START The input

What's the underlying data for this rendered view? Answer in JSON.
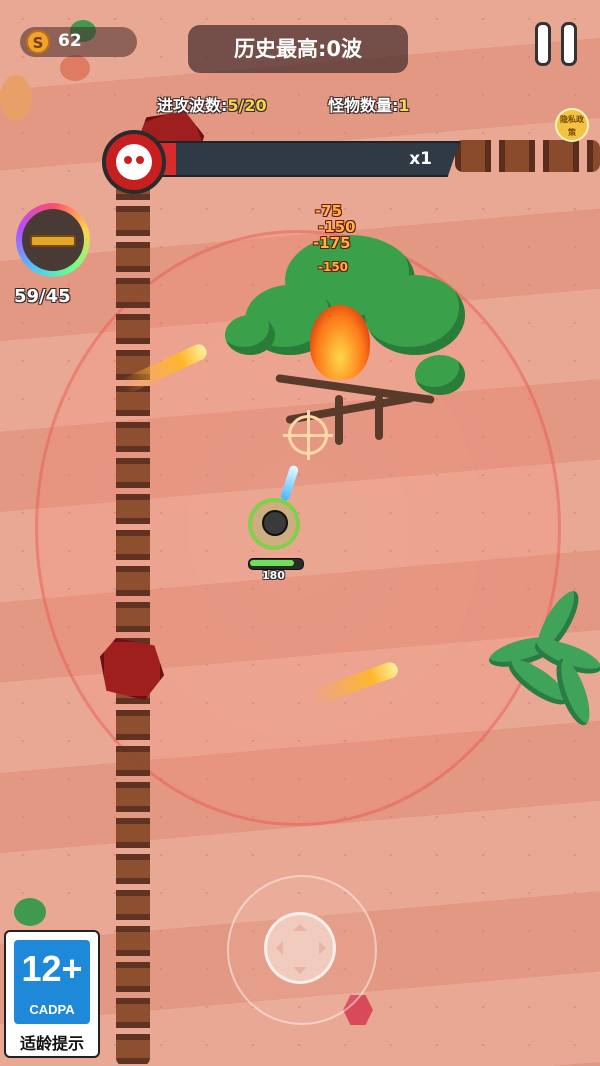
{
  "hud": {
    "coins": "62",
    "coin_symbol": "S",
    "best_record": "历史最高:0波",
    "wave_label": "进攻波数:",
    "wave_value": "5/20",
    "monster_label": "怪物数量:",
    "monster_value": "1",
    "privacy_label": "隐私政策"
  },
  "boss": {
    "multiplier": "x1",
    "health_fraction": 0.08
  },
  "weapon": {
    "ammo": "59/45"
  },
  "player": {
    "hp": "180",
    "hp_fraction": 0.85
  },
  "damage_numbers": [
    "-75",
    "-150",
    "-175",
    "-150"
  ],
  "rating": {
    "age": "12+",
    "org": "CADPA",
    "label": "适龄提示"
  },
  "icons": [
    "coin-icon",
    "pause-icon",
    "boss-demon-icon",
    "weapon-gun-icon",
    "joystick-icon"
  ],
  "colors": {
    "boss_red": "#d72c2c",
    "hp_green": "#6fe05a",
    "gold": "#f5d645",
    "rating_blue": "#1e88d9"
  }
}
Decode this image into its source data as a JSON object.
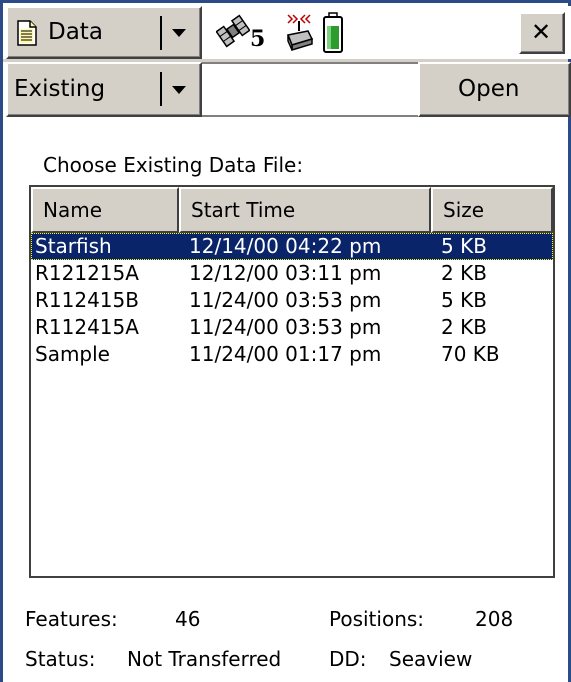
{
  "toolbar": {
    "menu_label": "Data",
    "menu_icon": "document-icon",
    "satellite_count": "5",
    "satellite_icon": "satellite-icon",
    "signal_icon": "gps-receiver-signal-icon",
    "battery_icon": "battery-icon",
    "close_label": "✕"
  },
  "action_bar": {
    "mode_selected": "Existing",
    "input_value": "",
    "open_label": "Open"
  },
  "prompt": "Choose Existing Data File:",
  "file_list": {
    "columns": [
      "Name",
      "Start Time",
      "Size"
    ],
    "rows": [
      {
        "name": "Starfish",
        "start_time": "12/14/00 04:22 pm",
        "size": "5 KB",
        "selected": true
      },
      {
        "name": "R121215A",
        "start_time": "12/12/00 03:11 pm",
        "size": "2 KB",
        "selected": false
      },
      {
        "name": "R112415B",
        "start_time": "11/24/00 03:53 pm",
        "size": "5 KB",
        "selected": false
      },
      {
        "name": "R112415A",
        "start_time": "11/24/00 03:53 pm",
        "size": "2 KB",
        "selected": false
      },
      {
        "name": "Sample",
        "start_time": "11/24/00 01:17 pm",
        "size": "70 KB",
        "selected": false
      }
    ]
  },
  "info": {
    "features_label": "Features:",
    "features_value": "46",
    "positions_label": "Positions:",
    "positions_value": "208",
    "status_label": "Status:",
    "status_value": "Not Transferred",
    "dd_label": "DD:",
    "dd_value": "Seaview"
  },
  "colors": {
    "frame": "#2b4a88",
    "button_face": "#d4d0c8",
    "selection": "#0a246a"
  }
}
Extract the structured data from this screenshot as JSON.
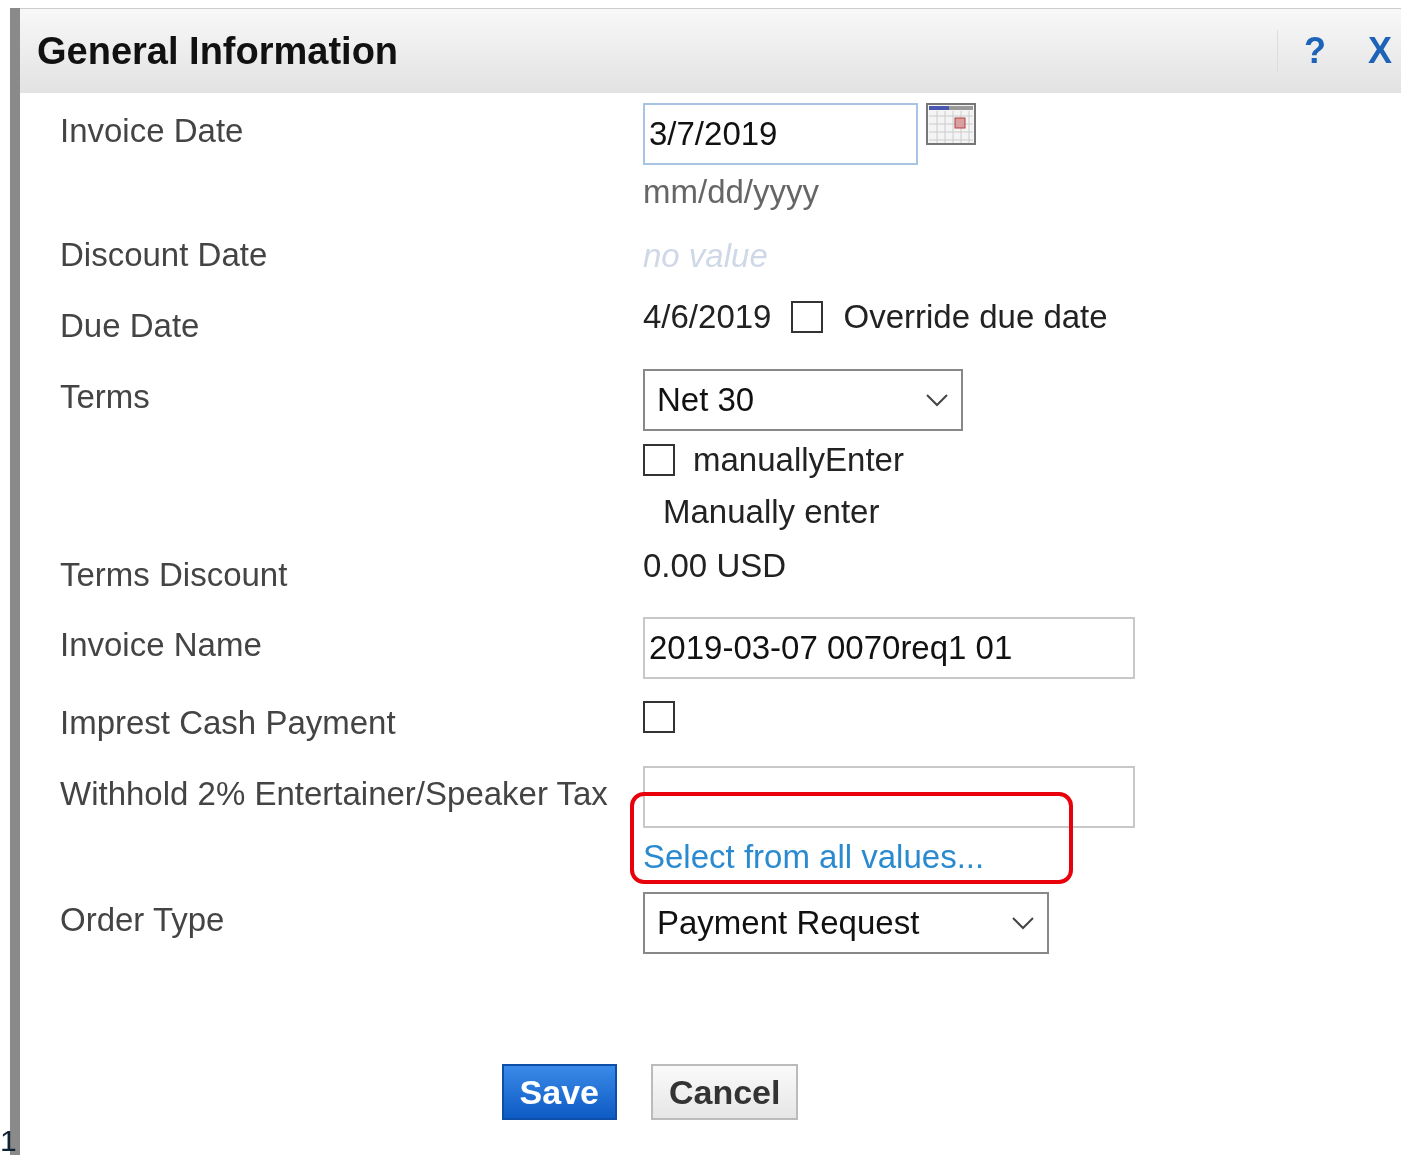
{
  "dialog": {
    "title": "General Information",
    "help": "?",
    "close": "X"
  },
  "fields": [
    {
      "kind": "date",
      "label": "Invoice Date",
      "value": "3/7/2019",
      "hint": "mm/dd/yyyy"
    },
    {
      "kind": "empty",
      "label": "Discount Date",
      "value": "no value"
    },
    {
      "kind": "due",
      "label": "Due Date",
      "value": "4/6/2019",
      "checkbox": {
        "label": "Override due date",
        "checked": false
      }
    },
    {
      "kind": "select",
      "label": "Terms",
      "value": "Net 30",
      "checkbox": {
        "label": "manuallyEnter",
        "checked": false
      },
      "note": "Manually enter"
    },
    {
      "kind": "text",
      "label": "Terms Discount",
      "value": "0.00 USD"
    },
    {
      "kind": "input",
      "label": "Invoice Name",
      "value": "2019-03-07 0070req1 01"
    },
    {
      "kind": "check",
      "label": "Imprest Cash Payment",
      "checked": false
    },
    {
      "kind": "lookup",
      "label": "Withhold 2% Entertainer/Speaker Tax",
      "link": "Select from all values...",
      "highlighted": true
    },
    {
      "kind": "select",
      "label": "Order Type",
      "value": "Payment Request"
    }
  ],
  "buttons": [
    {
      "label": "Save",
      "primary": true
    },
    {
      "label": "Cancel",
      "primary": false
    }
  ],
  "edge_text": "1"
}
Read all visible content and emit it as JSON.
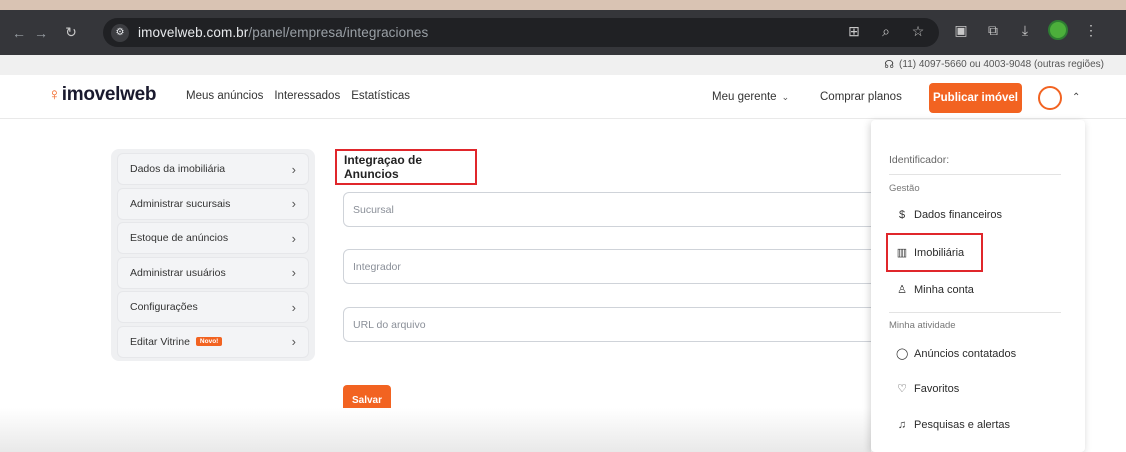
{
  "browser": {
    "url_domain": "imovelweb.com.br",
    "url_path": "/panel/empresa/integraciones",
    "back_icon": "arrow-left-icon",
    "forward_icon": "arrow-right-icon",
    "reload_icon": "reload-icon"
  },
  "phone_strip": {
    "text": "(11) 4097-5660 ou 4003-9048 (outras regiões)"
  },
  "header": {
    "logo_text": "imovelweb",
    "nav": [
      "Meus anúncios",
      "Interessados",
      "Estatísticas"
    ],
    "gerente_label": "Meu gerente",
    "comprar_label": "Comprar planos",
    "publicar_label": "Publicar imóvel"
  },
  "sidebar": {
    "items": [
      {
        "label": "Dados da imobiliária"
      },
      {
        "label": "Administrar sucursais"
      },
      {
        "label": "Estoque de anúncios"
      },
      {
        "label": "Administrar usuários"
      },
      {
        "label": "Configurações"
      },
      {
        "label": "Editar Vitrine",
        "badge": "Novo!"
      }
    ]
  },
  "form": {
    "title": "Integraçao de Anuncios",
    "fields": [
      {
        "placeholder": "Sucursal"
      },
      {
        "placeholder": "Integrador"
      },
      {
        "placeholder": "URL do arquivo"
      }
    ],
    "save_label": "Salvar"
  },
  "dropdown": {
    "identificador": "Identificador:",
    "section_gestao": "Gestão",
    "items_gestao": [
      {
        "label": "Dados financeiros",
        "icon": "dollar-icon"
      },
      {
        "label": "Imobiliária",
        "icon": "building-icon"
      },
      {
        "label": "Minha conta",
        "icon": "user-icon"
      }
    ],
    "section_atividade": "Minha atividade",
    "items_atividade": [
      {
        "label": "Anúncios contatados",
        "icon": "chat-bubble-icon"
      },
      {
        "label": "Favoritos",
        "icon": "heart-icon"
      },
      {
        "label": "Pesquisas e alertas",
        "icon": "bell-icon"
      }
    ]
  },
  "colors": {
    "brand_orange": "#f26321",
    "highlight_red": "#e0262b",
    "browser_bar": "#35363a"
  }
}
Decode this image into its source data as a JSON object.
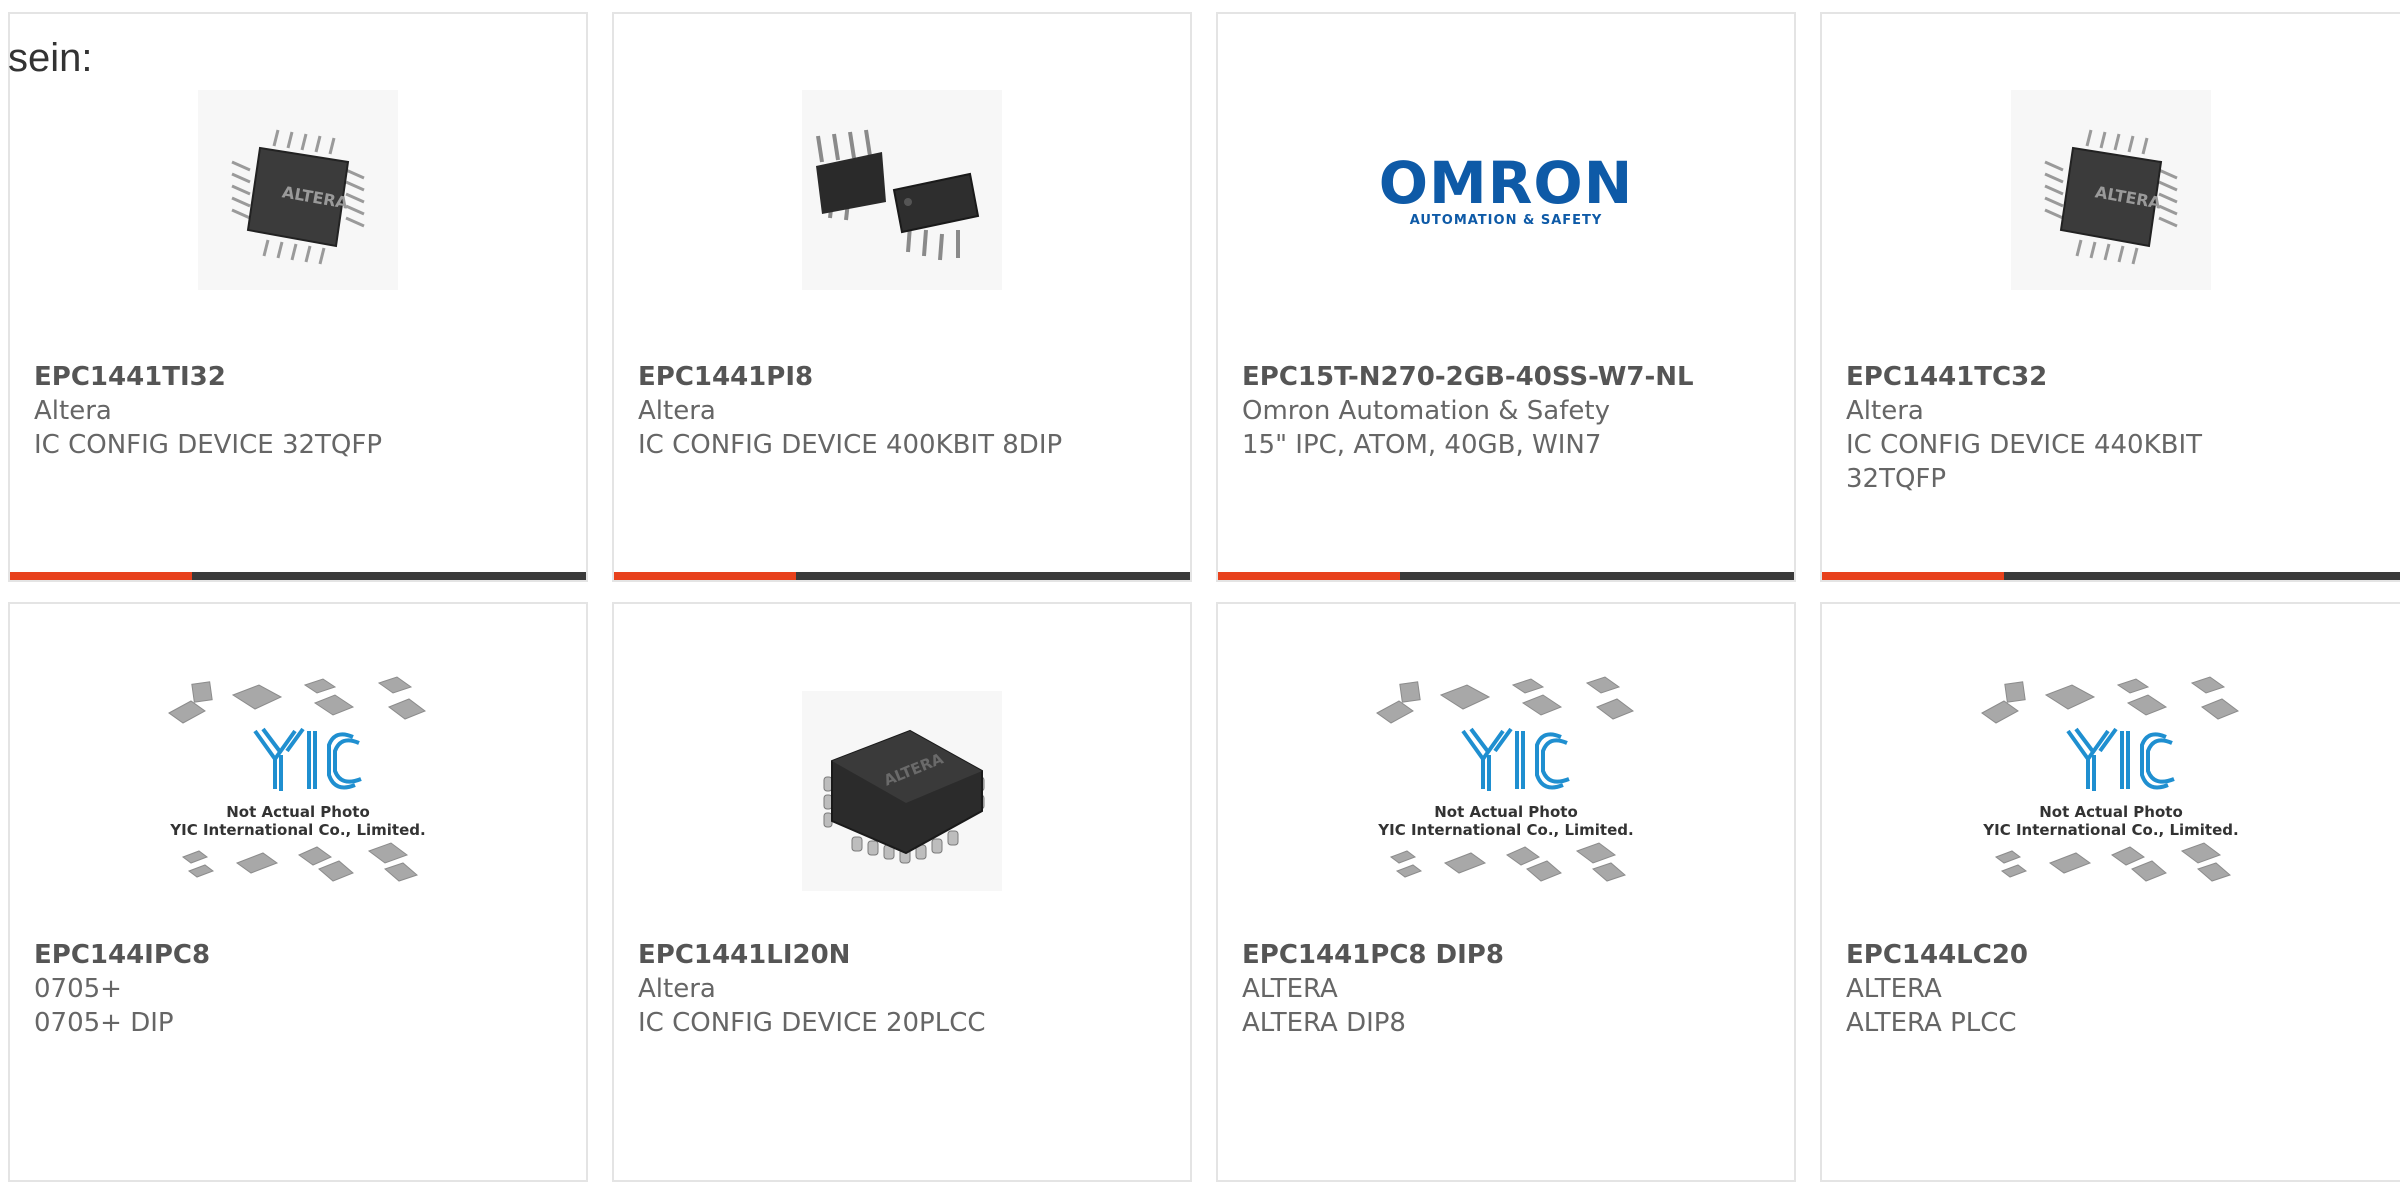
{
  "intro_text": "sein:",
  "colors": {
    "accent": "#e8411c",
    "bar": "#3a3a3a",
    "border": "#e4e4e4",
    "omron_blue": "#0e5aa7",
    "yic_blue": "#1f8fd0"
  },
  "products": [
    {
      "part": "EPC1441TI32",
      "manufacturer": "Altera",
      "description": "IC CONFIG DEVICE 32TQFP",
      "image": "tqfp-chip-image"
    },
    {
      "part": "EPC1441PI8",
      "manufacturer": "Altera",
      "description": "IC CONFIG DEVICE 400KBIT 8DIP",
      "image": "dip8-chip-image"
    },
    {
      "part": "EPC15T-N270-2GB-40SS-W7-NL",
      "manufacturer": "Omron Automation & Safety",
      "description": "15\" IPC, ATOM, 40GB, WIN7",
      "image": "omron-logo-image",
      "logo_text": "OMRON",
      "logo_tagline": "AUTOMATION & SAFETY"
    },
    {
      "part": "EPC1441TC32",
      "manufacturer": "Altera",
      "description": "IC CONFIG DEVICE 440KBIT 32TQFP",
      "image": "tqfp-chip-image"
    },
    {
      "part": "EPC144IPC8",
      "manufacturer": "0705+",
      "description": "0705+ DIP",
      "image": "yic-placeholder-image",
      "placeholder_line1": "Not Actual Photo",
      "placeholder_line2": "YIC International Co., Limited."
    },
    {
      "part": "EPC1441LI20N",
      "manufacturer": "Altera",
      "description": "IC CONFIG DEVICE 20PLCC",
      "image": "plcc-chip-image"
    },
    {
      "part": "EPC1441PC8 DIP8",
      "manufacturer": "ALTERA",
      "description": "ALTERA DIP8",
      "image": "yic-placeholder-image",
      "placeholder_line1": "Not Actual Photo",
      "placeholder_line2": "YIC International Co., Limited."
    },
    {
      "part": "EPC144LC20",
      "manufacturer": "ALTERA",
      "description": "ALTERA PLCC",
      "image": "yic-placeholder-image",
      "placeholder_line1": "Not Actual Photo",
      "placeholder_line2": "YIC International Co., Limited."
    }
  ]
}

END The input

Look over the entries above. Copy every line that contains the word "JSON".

What's the underlying data for this rendered view? Answer in JSON.
Decode this image into its source data as a JSON object.
Extract the structured data from this screenshot as JSON.
Read all visible content and emit it as JSON.
Decode this image into its source data as a JSON object.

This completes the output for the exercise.